_Dataset entries_
--------------------------------
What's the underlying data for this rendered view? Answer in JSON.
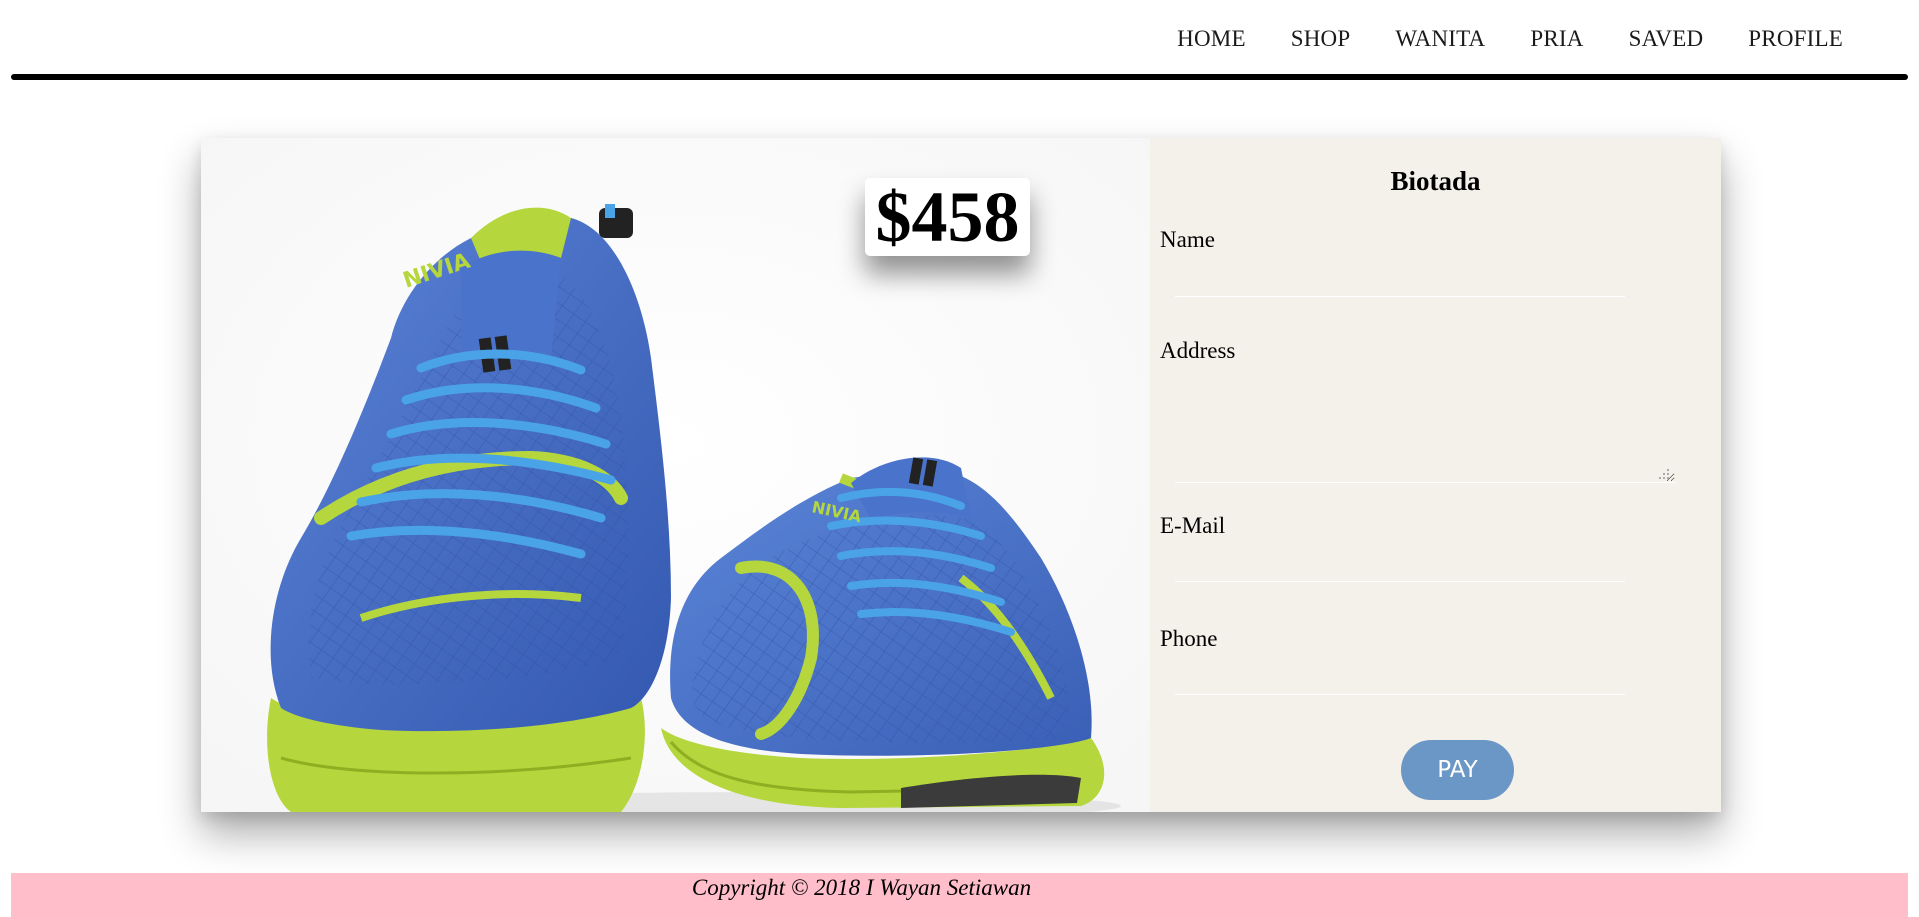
{
  "nav": {
    "items": [
      {
        "label": "HOME"
      },
      {
        "label": "SHOP"
      },
      {
        "label": "WANITA"
      },
      {
        "label": "PRIA"
      },
      {
        "label": "SAVED"
      },
      {
        "label": "PROFILE"
      }
    ]
  },
  "product": {
    "price": "$458",
    "image_alt_icon": "blue-green-sneakers-image",
    "brand_on_shoe": "NIVIA"
  },
  "form": {
    "title": "Biotada",
    "name_label": "Name",
    "address_label": "Address",
    "email_label": "E-Mail",
    "phone_label": "Phone",
    "name_value": "",
    "address_value": "",
    "email_value": "",
    "phone_value": "",
    "pay_label": "PAY"
  },
  "footer": {
    "copyright": "Copyright © 2018 I Wayan Setiawan"
  },
  "colors": {
    "form_background": "#f4f0ea",
    "pay_button": "#6b97c6",
    "footer_background": "#ffbec9",
    "nav_rule": "#000000"
  }
}
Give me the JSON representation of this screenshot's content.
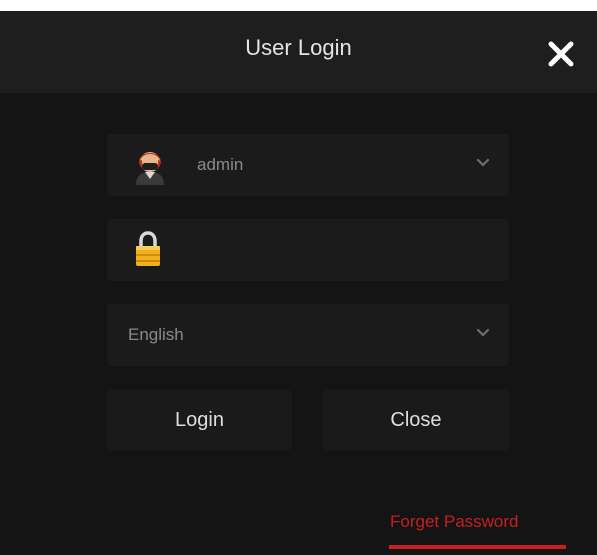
{
  "dialog": {
    "title": "User Login",
    "close_icon": "close-icon",
    "colors": {
      "background": "#141414",
      "titlebar": "#1e1e1e",
      "field": "#1b1b1b",
      "accent": "#c81f1f"
    }
  },
  "user_select": {
    "icon": "user-avatar-icon",
    "value": "admin",
    "dropdown_icon": "chevron-down-icon"
  },
  "password": {
    "icon": "lock-icon",
    "value": ""
  },
  "language_select": {
    "value": "English",
    "dropdown_icon": "chevron-down-icon"
  },
  "buttons": {
    "login_label": "Login",
    "close_label": "Close"
  },
  "links": {
    "forgot_password": "Forget Password"
  }
}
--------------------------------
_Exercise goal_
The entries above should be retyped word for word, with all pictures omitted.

_Result of this exercise_
What's the underlying data for this rendered view? Answer in JSON.
{
  "nav": {
    "items": [
      {
        "label": "HOME"
      },
      {
        "label": "SHOP"
      },
      {
        "label": "WANITA"
      },
      {
        "label": "PRIA"
      },
      {
        "label": "SAVED"
      },
      {
        "label": "PROFILE"
      }
    ]
  },
  "product": {
    "price": "$458",
    "image_alt_icon": "blue-green-sneakers-image",
    "brand_on_shoe": "NIVIA"
  },
  "form": {
    "title": "Biotada",
    "name_label": "Name",
    "address_label": "Address",
    "email_label": "E-Mail",
    "phone_label": "Phone",
    "name_value": "",
    "address_value": "",
    "email_value": "",
    "phone_value": "",
    "pay_label": "PAY"
  },
  "footer": {
    "copyright": "Copyright © 2018 I Wayan Setiawan"
  },
  "colors": {
    "form_background": "#f4f0ea",
    "pay_button": "#6b97c6",
    "footer_background": "#ffbec9",
    "nav_rule": "#000000"
  }
}
Give me the JSON representation of this screenshot's content.
{
  "dialog": {
    "title": "User Login",
    "close_icon": "close-icon",
    "colors": {
      "background": "#141414",
      "titlebar": "#1e1e1e",
      "field": "#1b1b1b",
      "accent": "#c81f1f"
    }
  },
  "user_select": {
    "icon": "user-avatar-icon",
    "value": "admin",
    "dropdown_icon": "chevron-down-icon"
  },
  "password": {
    "icon": "lock-icon",
    "value": ""
  },
  "language_select": {
    "value": "English",
    "dropdown_icon": "chevron-down-icon"
  },
  "buttons": {
    "login_label": "Login",
    "close_label": "Close"
  },
  "links": {
    "forgot_password": "Forget Password"
  }
}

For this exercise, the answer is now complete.